U.S. trade officials have added a fourth box to the amber, blue and green boxes the WTO uses to try to keep straight the “aggregate measures of support” its member countries provide to agriculture.

The new “black box” is the one U.S. officials have begun referring to, tongue-in-cheek, to describe the exemptions some countries are trying to carve out in the ongoing debate over increased market access, the issue that has ground the Doha Round to a halt.

“In WTO speak, when we're talking about domestic support and cuts in domestic support, we understand how that's structured,” said U.S. Trade Representative Susan Schwab. “We have the amber box, we have the blue box and we have the green box. It turns out in market access all we have is a black box.”

That box is filled with loopholes, she said. “Unless and until we are able to pin those down and figure out what is behind the curtain, we don't see what is there; we can't evaluate what's on the table.”

Schwab spoke at Washington's National Press Club a few days after trade officials from 50 countries met in Geneva to try once again to find a consensus in the Doha Round. (Other USTR staffers also were making the Washington circuit with Jason Hafemeister, deputy assistant for agricultural affairs, speaking at the National Cotton Council's mid-year board of directors meeting.)

The meeting in Geneva ended a day earlier than scheduled after WTO leaders decided they were not seeing any progress in finding a breakthrough on market access.

“The European Union, for example, claimed it was ready to improve its fall offer in agriculture and market access, but we discovered the offer was both too vague and too full of loopholes to really get a sense of whether it was better or not,” Schwab said.

The United States, the European Union and the Group of 20 developing countries led by Brazil and India have each proposed tariff reductions, ranging from 75 percent to 39 percent. But the EU and G-20 are also seeking exemptions for what's become known as the three Ss — sensitive products, special products and special safeguards for agriculture.

Schwab said an Australian analysis shows that combining the 54 percent average tariff reduction which is a nominal cut for developed countries in the G-20 proposal with the treatment of sensitive products in the EU's proposal from last fall gives the equivalent of a 40 percent tariff cut.

U.S. congressmen and farm organization representatives have said other countries must come closer to doubling that before they will support legislation that would reduce U.S. farm subsidies.

“And you still don't know whether those products, those commodities that you really care about, are on the table at all,” Schwab said.

The ambassador said she never felt a “sense of energy or the buzz that comes with knowing there's an imminent breakthrough or potential breakthrough” during the June 30-July 1 ministerial meeting in Geneva.
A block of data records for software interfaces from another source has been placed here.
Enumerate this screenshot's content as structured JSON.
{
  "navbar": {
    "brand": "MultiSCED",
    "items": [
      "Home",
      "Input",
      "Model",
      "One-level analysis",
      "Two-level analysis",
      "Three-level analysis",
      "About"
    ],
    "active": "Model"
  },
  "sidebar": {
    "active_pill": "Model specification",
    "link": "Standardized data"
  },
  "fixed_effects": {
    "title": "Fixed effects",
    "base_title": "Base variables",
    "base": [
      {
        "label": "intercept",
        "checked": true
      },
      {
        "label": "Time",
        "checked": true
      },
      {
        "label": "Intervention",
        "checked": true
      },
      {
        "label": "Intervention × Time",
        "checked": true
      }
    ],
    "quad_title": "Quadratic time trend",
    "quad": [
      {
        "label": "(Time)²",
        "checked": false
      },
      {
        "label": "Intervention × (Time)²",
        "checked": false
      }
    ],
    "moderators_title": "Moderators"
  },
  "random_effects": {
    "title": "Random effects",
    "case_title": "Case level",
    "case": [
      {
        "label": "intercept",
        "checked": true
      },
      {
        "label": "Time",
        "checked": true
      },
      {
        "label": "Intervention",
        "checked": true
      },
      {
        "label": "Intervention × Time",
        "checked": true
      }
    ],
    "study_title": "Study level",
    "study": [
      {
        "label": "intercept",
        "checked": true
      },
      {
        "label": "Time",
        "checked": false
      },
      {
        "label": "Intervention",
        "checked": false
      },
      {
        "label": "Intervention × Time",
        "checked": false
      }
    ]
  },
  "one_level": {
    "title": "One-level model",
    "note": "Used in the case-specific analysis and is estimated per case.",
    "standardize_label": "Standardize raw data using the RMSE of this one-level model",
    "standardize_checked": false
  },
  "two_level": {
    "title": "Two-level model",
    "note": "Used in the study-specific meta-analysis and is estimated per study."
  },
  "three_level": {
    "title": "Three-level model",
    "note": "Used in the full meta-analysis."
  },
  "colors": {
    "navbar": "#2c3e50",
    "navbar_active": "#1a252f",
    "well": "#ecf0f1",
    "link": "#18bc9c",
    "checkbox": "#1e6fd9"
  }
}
“We all showed up, presumably ready to deal, but there was no deal made,” she said. “Perhaps the rest of the world expected the United States to show up to give more in domestic support and agriculture and to get less in terms of market opening. There's no balance in that equation.

“If the United States needs to adjust its offer from last October downward, we risk generating a downward spiral. That's also not the answer.” (Schwab was referring to the U.S. proposal to reduce its farm subsidies by 60 percent as part of another effort to revitalize the Doha negotiations.)

Although the June 30-July 1 meeting ending with no breakthrough, Schwab said U.S. negotiators are not ready to throw in the towel. “The goal we have in the next three weeks is to raise everybody's game, not to define success downward,” she said. “We need to keep our eyes on the prize — the power of open markets to spur development and economic growth.

“And all WTO members need to stretch and all need to focus on eliminating the black box so we can get on with the rest of the negotiations. If that means new proposals, so be it, but they should be real proposals.”

Many members of the ABC-Doha Coalition and Business Roundtable that attended the National Press Club speech are more interested in non-agriculture market access and access for manufactured goods and services. “Those are very much front and center in our thinking, and I don't wish to imply otherwise,” Schwab said. “Fortunately or unfortunately, however, agriculture is still the key to unlock the door to the rest of this equation.”

The average for agricultural tariffs worldwide is 62 percent, she noted. Those barriers to trade range from a low of about 12 percent for U.S. agricultural tariffs to as much as 750 percent for rice entering Japan. The average of the agricultural tariffs in the EU member countries is about 24 percent.

“Clearly, Japan benefits as much as any country in the world from an open global trading system, and Japan needs to make contributions and participate in a manner commensurate with the benefits they gain from the international system. That means making significant contributions in agriculture.”